== What is needed ==
Sort through the entries below and pull out lines containing the word "vente".

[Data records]
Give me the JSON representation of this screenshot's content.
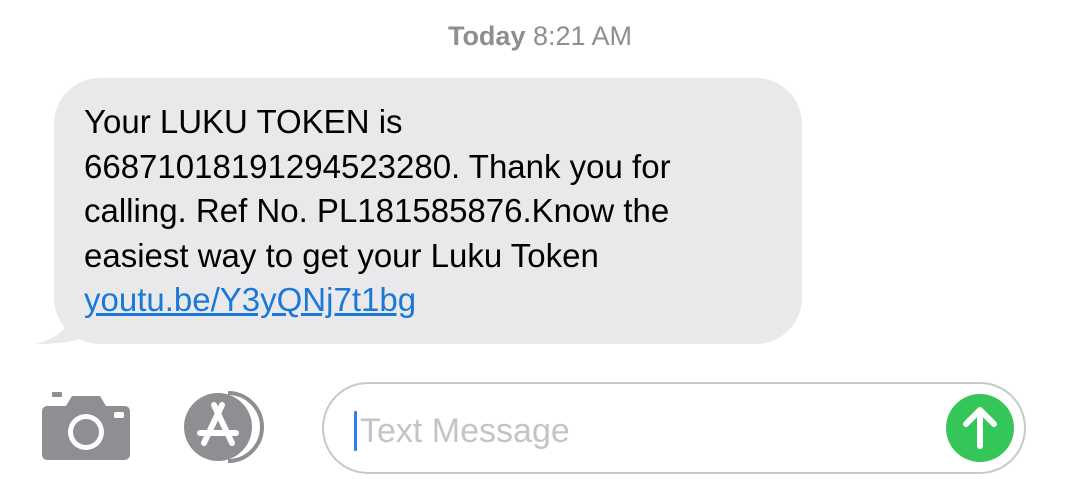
{
  "header": {
    "timestamp_day": "Today",
    "timestamp_time": "8:21 AM"
  },
  "message": {
    "lines": [
      "Your LUKU TOKEN is",
      "66871018191294523280. Thank you for",
      "calling. Ref No. PL181585876.Know the",
      "easiest way to get your Luku Token"
    ],
    "link_text": "youtu.be/Y3yQNj7t1bg",
    "bubble_color": "#e9e9eb",
    "link_color": "#1a78d6"
  },
  "compose": {
    "placeholder": "Text Message",
    "send_color": "#35c659",
    "camera_icon": "camera-icon",
    "appstore_icon": "app-store-icon",
    "send_icon": "arrow-up-icon"
  }
}
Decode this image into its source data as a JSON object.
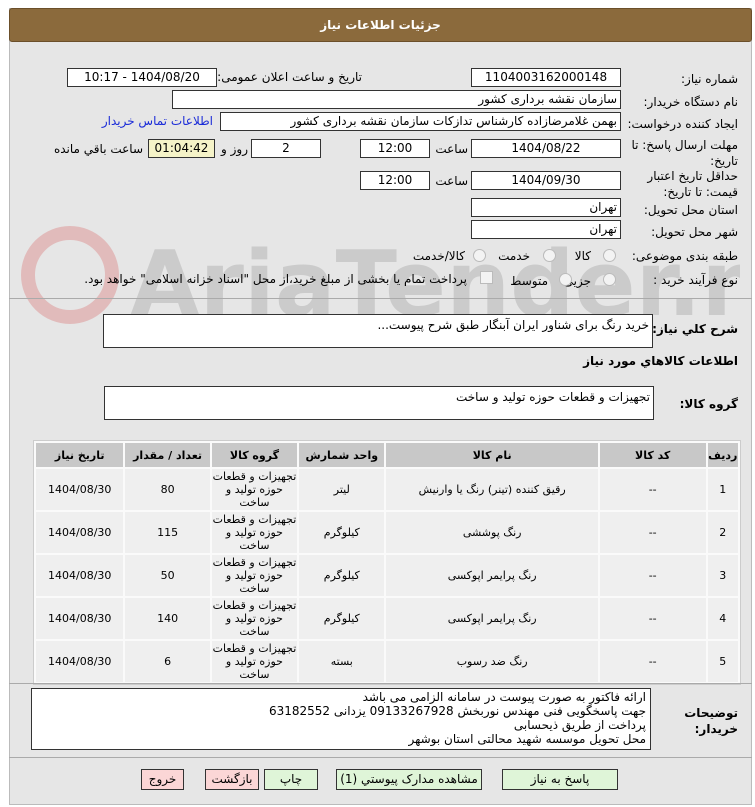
{
  "header": {
    "title": "جزئیات اطلاعات نیاز"
  },
  "form": {
    "need_number_label": "شماره نیاز:",
    "need_number": "1104003162000148",
    "announce_label": "تاریخ و ساعت اعلان عمومی:",
    "announce_value": "1404/08/20 - 10:17",
    "buyer_org_label": "نام دستگاه خریدار:",
    "buyer_org": "سازمان نقشه برداری کشور",
    "creator_label": "ایجاد کننده درخواست:",
    "creator": "بهمن غلامرضازاده کارشناس تدازکات  سازمان نقشه برداری کشور",
    "contact_link": "اطلاعات تماس خریدار",
    "deadline_label": "مهلت ارسال پاسخ: تا تاریخ:",
    "deadline_date": "1404/08/22",
    "time_label": "ساعت",
    "deadline_time": "12:00",
    "days": "2",
    "days_label": "روز و",
    "remaining": "01:04:42",
    "remaining_label": "ساعت باقي مانده",
    "validity_label": "حداقل تاریخ اعتبار قیمت: تا تاریخ:",
    "validity_date": "1404/09/30",
    "validity_time": "12:00",
    "province_label": "استان محل تحویل:",
    "province": "تهران",
    "city_label": "شهر محل تحویل:",
    "city": "تهران",
    "category_label": "طبقه بندی موضوعی:",
    "category_options": [
      "کالا",
      "خدمت",
      "کالا/خدمت"
    ],
    "category_selected": "کالا",
    "process_label": "نوع فرآیند خرید :",
    "process_options": [
      "جزیی",
      "متوسط"
    ],
    "process_selected": "جزیی",
    "payment_note": "پرداخت تمام یا بخشی از مبلغ خرید،از محل \"اسناد خزانه اسلامی\" خواهد بود."
  },
  "summary": {
    "label": "شرح کلي نیاز:",
    "value": "خرید رنگ برای شناور ایران آبنگار طبق شرح پیوست..."
  },
  "goods": {
    "section_title": "اطلاعات کالاهاي مورد نیاز",
    "group_label": "گروه کالا:",
    "group_value": "تجهیزات و قطعات حوزه تولید و ساخت"
  },
  "table": {
    "headers": [
      "ردیف",
      "کد کالا",
      "نام کالا",
      "واحد شمارش",
      "گروه کالا",
      "تعداد / مقدار",
      "تاریخ نیاز"
    ],
    "rows": [
      [
        "1",
        "--",
        "رقیق کننده (تینر) رنگ یا وارنیش",
        "لیتر",
        "تجهیزات و قطعات حوزه تولید و ساخت",
        "80",
        "1404/08/30"
      ],
      [
        "2",
        "--",
        "رنگ پوششی",
        "کیلوگرم",
        "تجهیزات و قطعات حوزه تولید و ساخت",
        "115",
        "1404/08/30"
      ],
      [
        "3",
        "--",
        "رنگ پرایمر اپوکسی",
        "کیلوگرم",
        "تجهیزات و قطعات حوزه تولید و ساخت",
        "50",
        "1404/08/30"
      ],
      [
        "4",
        "--",
        "رنگ پرایمر اپوکسی",
        "کیلوگرم",
        "تجهیزات و قطعات حوزه تولید و ساخت",
        "140",
        "1404/08/30"
      ],
      [
        "5",
        "--",
        "رنگ ضد رسوب",
        "بسته",
        "تجهیزات و قطعات حوزه تولید و ساخت",
        "6",
        "1404/08/30"
      ]
    ]
  },
  "notes": {
    "label": "توضیحات خریدار:",
    "lines": [
      "ارائه فاکتور به صورت پیوست در سامانه  الزامی می باشد",
      " جهت پاسخگویی فنی مهندس نوربخش 09133267928 یزدانی 63182552",
      "پرداخت از طریق ذیحسابی",
      "محل تحویل موسسه شهید محالتی استان بوشهر"
    ]
  },
  "buttons": {
    "reply": "پاسخ به نیاز",
    "docs": "مشاهده مدارک پیوستي (1)",
    "print": "چاپ",
    "back": "بازگشت",
    "exit": "خروج"
  },
  "watermark": "AriaTender.net",
  "colors": {
    "header": "#8b6a3c",
    "link": "#1a2bd8",
    "green_button": "#dff5d8",
    "red_button": "#fbd6d6"
  }
}
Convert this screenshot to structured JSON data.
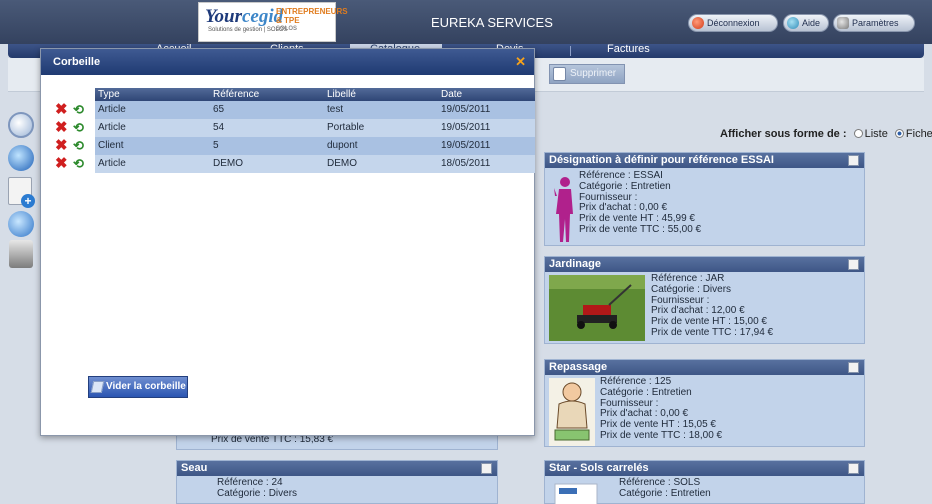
{
  "header": {
    "logo_text_a": "Your",
    "logo_text_b": "cegid",
    "logo_tag": "Solutions de gestion | SOLOS",
    "logo_side_1": "ENTREPRENEURS",
    "logo_side_2": "& TPE",
    "logo_side_3": "SOLOS",
    "app_title": "EUREKA SERVICES",
    "buttons": {
      "logout": "Déconnexion",
      "help": "Aide",
      "settings": "Paramètres"
    }
  },
  "nav": {
    "items": [
      "Accueil",
      "Clients",
      "Catalogue",
      "Devis",
      "Factures"
    ],
    "active": "Catalogue"
  },
  "toolbar": {
    "delete_label": "Supprimer"
  },
  "left_tools": [
    "search-icon",
    "compass-icon",
    "new-document-icon",
    "stats-icon",
    "trash-icon"
  ],
  "view": {
    "label": "Afficher sous forme de :",
    "option_list": "Liste",
    "option_card": "Fiche",
    "selected": "Fiche"
  },
  "catalog": {
    "essai": {
      "title": "Désignation à définir pour référence ESSAI",
      "lines": [
        "Référence : ESSAI",
        "Catégorie : Entretien",
        "Fournisseur :",
        "Prix d'achat : 0,00 €",
        "Prix de vente HT : 45,99 €",
        "Prix de vente TTC : 55,00 €"
      ]
    },
    "jar": {
      "title": "Jardinage",
      "lines": [
        "Référence : JAR",
        "Catégorie : Divers",
        "Fournisseur :",
        "Prix d'achat : 12,00 €",
        "Prix de vente HT : 15,00 €",
        "Prix de vente TTC : 17,94 €"
      ]
    },
    "rep": {
      "title": "Repassage",
      "lines": [
        "Référence : 125",
        "Catégorie : Entretien",
        "Fournisseur :",
        "Prix d'achat : 0,00 €",
        "Prix de vente HT : 15,05 €",
        "Prix de vente TTC : 18,00 €"
      ]
    },
    "star": {
      "title": "Star - Sols carrelés",
      "lines": [
        "Référence : SOLS",
        "Catégorie : Entretien"
      ]
    },
    "seau": {
      "title": "Seau",
      "lines": [
        "Référence : 24",
        "Catégorie : Divers"
      ]
    },
    "hidden_card_last_line": "Prix de vente TTC : 15,83 €"
  },
  "modal": {
    "title": "Corbeille",
    "columns": [
      "Type",
      "Référence",
      "Libellé",
      "Date"
    ],
    "rows": [
      {
        "type": "Article",
        "ref": "65",
        "label": "test",
        "date": "19/05/2011"
      },
      {
        "type": "Article",
        "ref": "54",
        "label": "Portable",
        "date": "19/05/2011"
      },
      {
        "type": "Client",
        "ref": "5",
        "label": "dupont",
        "date": "19/05/2011"
      },
      {
        "type": "Article",
        "ref": "DEMO",
        "label": "DEMO",
        "date": "18/05/2011"
      }
    ],
    "empty_button": "Vider la corbeille"
  }
}
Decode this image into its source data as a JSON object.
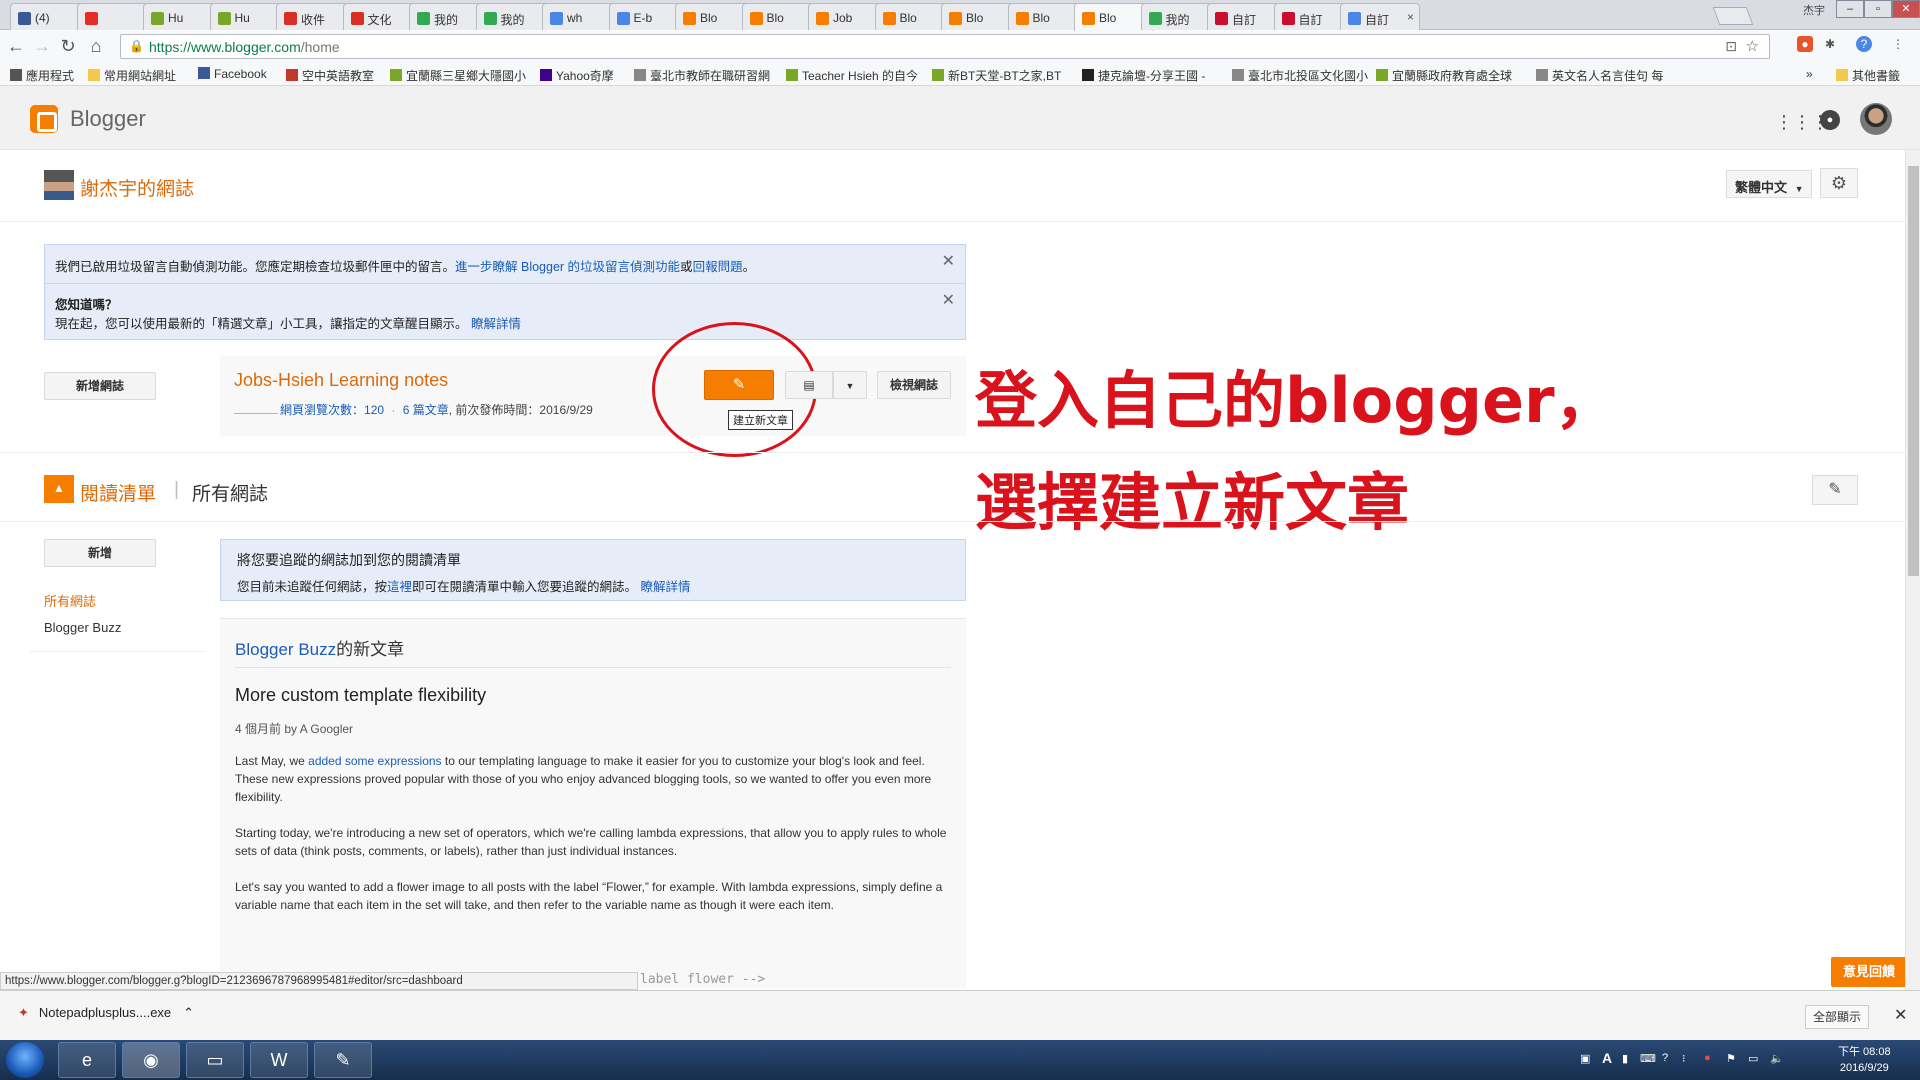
{
  "browser": {
    "tabs": [
      {
        "label": "(4)",
        "color": "#3b5998"
      },
      {
        "label": "",
        "color": "#e52d27"
      },
      {
        "label": "Hu",
        "color": "#7aa72a"
      },
      {
        "label": "Hu",
        "color": "#7aa72a"
      },
      {
        "label": "收件",
        "color": "#d93025"
      },
      {
        "label": "文化",
        "color": "#d93025"
      },
      {
        "label": "我的",
        "color": "#34a853"
      },
      {
        "label": "我的",
        "color": "#34a853"
      },
      {
        "label": "wh",
        "color": "#4a86e8"
      },
      {
        "label": "E-b",
        "color": "#4a86e8"
      },
      {
        "label": "Blo",
        "color": "#f57d00"
      },
      {
        "label": "Blo",
        "color": "#f57d00"
      },
      {
        "label": "Job",
        "color": "#f57d00"
      },
      {
        "label": "Blo",
        "color": "#f57d00"
      },
      {
        "label": "Blo",
        "color": "#f57d00"
      },
      {
        "label": "Blo",
        "color": "#f57d00"
      },
      {
        "label": "Blo",
        "color": "#f57d00",
        "active": true
      },
      {
        "label": "我的",
        "color": "#34a853"
      },
      {
        "label": "自訂",
        "color": "#c8102e"
      },
      {
        "label": "自訂",
        "color": "#c8102e"
      },
      {
        "label": "自訂",
        "color": "#4a86e8"
      }
    ],
    "window_user": "杰宇",
    "url_host": "https://www.blogger.com",
    "url_path": "/home",
    "bookmarks": [
      {
        "label": "應用程式",
        "icon": "apps-grid-icon",
        "color": "#555"
      },
      {
        "label": "常用網站網址",
        "icon": "folder-icon",
        "color": "#f2c94c"
      },
      {
        "label": "Facebook",
        "icon": "facebook-icon",
        "color": "#3b5998"
      },
      {
        "label": "空中英語教室",
        "icon": "radio-icon",
        "color": "#c0392b"
      },
      {
        "label": "宜蘭縣三星鄉大隱國小",
        "icon": "y-icon",
        "color": "#7aa72a"
      },
      {
        "label": "Yahoo奇摩",
        "icon": "yahoo-icon",
        "color": "#400090"
      },
      {
        "label": "臺北市教師在職研習網",
        "icon": "page-icon",
        "color": "#888"
      },
      {
        "label": "Teacher Hsieh 的自今",
        "icon": "y-icon",
        "color": "#7aa72a"
      },
      {
        "label": "新BT天堂-BT之家,BT",
        "icon": "leaf-icon",
        "color": "#7aa72a"
      },
      {
        "label": "捷克論壇-分享王國 -",
        "icon": "jk-icon",
        "color": "#222"
      },
      {
        "label": "臺北市北投區文化國小",
        "icon": "page-icon",
        "color": "#888"
      },
      {
        "label": "宜蘭縣政府教育處全球",
        "icon": "y-icon",
        "color": "#7aa72a"
      },
      {
        "label": "英文名人名言佳句 每",
        "icon": "page-icon",
        "color": "#888"
      }
    ],
    "bookmarks_more": "»",
    "other_bookmarks": "其他書籤"
  },
  "blogger": {
    "brand": "Blogger",
    "blog_name": "謝杰宇的網誌",
    "language": "繁體中文",
    "notice1": {
      "text": "我們已啟用垃圾留言自動偵測功能。您應定期檢查垃圾郵件匣中的留言。",
      "link1": "進一步瞭解 Blogger 的垃圾留言偵測功能",
      "mid": "或",
      "link2": "回報問題",
      "end": "。"
    },
    "notice2": {
      "title": "您知道嗎？",
      "text": "現在起，您可以使用最新的「精選文章」小工具，讓指定的文章醒目顯示。",
      "link": "瞭解詳情"
    },
    "new_blog_button": "新增網誌",
    "card": {
      "title": "Jobs-Hsieh Learning notes",
      "pageviews_label": "網頁瀏覽次數：",
      "pageviews": "120",
      "sep": "·",
      "posts": "6 篇文章",
      "last_published": ", 前次發佈時間：2016/9/29",
      "new_post_tooltip": "建立新文章",
      "view_blog": "檢視網誌"
    },
    "annotation_line1": "登入自己的blogger，",
    "annotation_line2": "選擇建立新文章",
    "reading_list": {
      "title": "閱讀清單",
      "all": "所有網誌",
      "add_button": "新增",
      "side_links": [
        "所有網誌",
        "Blogger Buzz"
      ],
      "info_title": "將您要追蹤的網誌加到您的閱讀清單",
      "info_text1": "您目前未追蹤任何網誌，按",
      "info_link1": "這裡",
      "info_text2": "即可在閱讀清單中輸入您要追蹤的網誌。",
      "info_link2": "瞭解詳情"
    },
    "feed": {
      "source": "Blogger Buzz",
      "source_suffix": "的新文章",
      "post_title": "More custom template flexibility",
      "meta": "4 個月前 by A Googler",
      "p1_a": "Last May, we ",
      "p1_link": "added some expressions",
      "p1_b": " to our templating language to make it easier for you to customize your blog's look and feel. These new expressions proved popular with those of you who enjoy advanced blogging tools, so we wanted to offer you even more flexibility.",
      "p2": "Starting today, we're introducing a new set of operators, which we're calling lambda expressions, that allow you to apply rules to whole sets of data (think posts, comments, or labels), rather than just individual instances.",
      "p3": "Let's say you wanted to add a flower image to all posts with the label “Flower,” for example. With lambda expressions, simply define a variable name that each item in the set will take, and then refer to the variable name as though it were each item.",
      "code_fragment": "label flower -->"
    },
    "status_url": "https://www.blogger.com/blogger.g?blogID=2123696787968995481#editor/src=dashboard",
    "feedback_button": "意見回饋"
  },
  "downloads": {
    "file": "Notepadplusplus....exe",
    "show_all": "全部顯示"
  },
  "taskbar": {
    "clock_time": "下午 08:08",
    "clock_date": "2016/9/29"
  },
  "colors": {
    "accent": "#f57d00",
    "annotation": "#d9121b",
    "link": "#1a5cb8"
  }
}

== Response for this exercise ==
        "Prix de vente HT : 45,99 €",
        "Prix de vente TTC : 55,00 €"
        "Prix de vente HT : 15,00 €",
        "Prix de vente TTC : 17,94 €"
        "Prix de vente HT : 15,05 €",
        "Prix de vente TTC : 18,00 €"
    "hidden_card_last_line": "Prix de vente TTC : 15,83 €"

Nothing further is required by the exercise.